** Opening Information provided block **
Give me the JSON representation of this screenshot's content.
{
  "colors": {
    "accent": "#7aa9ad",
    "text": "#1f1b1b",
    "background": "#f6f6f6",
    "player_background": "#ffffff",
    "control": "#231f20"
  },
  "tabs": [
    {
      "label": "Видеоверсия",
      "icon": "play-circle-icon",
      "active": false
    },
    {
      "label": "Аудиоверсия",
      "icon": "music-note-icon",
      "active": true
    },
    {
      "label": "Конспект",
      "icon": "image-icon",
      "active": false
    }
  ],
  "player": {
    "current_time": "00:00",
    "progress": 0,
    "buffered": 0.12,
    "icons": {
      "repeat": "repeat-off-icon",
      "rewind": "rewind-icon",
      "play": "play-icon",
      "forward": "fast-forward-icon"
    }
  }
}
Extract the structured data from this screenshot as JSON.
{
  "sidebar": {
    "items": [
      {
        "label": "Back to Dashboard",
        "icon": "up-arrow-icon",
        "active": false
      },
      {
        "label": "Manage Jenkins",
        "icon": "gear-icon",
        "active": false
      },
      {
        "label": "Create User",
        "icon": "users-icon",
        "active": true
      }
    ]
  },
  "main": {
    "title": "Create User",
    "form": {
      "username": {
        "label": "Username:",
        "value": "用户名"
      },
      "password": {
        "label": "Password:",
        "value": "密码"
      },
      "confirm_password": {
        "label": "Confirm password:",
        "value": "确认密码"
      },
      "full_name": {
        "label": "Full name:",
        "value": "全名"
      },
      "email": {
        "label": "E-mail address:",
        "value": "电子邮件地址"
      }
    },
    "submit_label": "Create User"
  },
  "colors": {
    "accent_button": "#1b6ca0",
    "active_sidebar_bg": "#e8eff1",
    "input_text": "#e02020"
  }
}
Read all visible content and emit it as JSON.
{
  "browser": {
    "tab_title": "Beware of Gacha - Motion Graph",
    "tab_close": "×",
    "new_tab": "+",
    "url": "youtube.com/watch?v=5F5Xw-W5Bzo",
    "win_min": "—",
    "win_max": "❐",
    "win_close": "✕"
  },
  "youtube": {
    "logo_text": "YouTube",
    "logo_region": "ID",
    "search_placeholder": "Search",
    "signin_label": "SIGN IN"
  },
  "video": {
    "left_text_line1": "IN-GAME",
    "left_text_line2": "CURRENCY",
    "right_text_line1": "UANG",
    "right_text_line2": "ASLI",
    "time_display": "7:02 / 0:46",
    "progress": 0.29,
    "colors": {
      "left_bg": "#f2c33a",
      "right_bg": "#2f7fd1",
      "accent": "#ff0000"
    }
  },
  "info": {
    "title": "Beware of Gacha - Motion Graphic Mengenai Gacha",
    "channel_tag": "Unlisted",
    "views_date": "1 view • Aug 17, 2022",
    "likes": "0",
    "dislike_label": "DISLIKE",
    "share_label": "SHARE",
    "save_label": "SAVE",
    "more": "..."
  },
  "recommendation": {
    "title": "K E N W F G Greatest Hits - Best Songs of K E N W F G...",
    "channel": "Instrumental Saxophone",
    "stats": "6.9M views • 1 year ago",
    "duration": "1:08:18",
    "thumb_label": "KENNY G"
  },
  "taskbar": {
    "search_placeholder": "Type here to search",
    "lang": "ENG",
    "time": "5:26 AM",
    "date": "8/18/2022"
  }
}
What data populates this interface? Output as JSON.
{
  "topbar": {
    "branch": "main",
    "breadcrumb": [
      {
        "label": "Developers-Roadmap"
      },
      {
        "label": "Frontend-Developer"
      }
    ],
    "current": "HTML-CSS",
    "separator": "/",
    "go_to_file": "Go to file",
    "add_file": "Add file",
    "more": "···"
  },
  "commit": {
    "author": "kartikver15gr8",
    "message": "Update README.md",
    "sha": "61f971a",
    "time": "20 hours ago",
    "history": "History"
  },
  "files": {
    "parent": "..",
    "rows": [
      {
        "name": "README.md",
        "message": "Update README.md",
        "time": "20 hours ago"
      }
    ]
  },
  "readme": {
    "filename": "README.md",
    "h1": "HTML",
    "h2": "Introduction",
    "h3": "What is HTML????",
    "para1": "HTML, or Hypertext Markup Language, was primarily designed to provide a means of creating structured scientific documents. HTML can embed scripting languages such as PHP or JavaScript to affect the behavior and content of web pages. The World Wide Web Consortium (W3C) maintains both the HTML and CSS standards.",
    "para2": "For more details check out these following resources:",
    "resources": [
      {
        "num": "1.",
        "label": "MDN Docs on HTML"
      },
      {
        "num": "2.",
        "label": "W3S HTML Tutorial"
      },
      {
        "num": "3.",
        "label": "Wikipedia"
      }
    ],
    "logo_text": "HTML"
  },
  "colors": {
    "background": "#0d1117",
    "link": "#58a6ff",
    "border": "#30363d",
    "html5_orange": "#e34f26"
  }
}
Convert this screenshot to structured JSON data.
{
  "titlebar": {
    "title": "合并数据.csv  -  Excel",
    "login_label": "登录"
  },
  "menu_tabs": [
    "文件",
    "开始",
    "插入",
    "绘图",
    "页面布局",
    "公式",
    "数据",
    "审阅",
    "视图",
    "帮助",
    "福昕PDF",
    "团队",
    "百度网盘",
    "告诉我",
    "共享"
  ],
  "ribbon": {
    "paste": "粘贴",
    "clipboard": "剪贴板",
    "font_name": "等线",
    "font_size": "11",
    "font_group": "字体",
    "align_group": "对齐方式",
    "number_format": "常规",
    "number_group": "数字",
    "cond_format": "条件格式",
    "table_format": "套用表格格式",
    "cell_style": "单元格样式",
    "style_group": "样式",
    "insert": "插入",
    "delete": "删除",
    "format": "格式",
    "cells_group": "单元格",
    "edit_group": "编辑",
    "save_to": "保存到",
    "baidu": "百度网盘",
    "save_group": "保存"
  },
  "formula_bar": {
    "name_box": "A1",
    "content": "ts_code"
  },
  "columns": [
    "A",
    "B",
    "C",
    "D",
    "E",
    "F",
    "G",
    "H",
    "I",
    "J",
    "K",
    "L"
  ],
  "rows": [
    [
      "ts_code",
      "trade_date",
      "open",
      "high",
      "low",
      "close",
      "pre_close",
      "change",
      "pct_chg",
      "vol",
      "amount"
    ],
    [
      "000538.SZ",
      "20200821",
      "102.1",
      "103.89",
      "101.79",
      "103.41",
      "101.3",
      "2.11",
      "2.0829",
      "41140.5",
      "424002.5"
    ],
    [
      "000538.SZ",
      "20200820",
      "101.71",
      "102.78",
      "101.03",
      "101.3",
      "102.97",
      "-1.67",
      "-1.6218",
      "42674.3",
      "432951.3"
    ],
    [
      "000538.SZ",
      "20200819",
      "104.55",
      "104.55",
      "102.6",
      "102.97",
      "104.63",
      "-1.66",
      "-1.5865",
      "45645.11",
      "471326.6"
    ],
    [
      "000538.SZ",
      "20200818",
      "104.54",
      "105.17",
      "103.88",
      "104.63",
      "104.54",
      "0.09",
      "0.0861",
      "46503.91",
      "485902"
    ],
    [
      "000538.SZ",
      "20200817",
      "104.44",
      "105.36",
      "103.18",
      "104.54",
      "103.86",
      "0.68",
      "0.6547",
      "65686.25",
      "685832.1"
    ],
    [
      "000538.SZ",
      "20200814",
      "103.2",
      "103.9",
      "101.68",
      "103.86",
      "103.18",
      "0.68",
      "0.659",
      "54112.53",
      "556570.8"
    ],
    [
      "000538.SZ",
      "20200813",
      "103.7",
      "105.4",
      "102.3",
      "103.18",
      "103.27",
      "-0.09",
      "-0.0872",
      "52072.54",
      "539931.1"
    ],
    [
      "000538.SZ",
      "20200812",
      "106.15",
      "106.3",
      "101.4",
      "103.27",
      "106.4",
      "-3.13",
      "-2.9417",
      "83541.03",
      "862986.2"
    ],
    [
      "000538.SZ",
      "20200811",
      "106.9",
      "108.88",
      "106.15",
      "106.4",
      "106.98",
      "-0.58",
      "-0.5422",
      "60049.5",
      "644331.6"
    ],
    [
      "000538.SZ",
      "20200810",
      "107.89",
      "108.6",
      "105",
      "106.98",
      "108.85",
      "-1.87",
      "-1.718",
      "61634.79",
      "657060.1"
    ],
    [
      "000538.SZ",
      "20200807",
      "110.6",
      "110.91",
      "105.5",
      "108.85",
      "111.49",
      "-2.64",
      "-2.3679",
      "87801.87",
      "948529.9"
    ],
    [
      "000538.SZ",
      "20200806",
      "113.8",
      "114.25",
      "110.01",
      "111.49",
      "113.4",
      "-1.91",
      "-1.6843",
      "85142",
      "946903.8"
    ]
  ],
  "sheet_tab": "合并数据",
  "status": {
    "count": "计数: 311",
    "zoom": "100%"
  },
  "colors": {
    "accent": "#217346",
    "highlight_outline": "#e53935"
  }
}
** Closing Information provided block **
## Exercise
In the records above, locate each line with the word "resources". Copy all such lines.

## Exercise result
    "para2": "For more details check out these following resources:",
    "resources": [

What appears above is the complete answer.